**Work task**
Read through the entries below and return each line with the word "header".
___ Information provided
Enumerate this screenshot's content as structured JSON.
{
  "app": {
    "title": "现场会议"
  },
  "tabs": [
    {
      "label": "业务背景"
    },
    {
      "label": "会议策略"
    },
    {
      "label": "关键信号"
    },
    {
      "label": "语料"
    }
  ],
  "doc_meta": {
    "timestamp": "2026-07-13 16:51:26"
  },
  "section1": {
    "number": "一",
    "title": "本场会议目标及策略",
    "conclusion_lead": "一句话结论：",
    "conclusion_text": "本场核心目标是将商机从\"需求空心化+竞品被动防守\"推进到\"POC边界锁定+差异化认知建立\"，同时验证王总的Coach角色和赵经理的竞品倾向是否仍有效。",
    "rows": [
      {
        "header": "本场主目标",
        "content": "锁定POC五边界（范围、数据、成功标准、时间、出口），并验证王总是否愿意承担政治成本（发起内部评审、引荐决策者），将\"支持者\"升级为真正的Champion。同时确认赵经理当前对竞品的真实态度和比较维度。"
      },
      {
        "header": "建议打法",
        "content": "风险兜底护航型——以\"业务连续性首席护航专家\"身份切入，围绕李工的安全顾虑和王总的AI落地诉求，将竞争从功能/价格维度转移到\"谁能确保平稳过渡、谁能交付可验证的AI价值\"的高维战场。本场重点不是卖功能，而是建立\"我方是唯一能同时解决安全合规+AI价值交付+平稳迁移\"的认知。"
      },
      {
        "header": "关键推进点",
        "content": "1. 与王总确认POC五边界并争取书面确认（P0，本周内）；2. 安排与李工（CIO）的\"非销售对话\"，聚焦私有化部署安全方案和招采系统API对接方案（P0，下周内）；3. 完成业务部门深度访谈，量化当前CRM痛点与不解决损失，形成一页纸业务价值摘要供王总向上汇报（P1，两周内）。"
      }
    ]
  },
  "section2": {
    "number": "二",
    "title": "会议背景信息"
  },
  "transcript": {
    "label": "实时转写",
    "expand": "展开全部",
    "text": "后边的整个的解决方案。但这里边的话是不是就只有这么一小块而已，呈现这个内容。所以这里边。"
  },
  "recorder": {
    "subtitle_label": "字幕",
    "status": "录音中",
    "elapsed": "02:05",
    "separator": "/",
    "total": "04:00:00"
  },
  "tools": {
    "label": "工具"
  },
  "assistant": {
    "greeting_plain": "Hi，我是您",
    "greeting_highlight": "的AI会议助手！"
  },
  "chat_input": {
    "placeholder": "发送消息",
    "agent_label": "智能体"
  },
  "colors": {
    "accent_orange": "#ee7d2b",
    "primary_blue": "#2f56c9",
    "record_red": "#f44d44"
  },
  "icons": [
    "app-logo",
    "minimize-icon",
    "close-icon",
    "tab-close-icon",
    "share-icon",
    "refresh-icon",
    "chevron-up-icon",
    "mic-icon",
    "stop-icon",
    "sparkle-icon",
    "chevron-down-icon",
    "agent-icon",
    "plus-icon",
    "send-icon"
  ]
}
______
**Result**
        "header": "本场主目标",
        "header": "建议打法",
        "header": "关键推进点",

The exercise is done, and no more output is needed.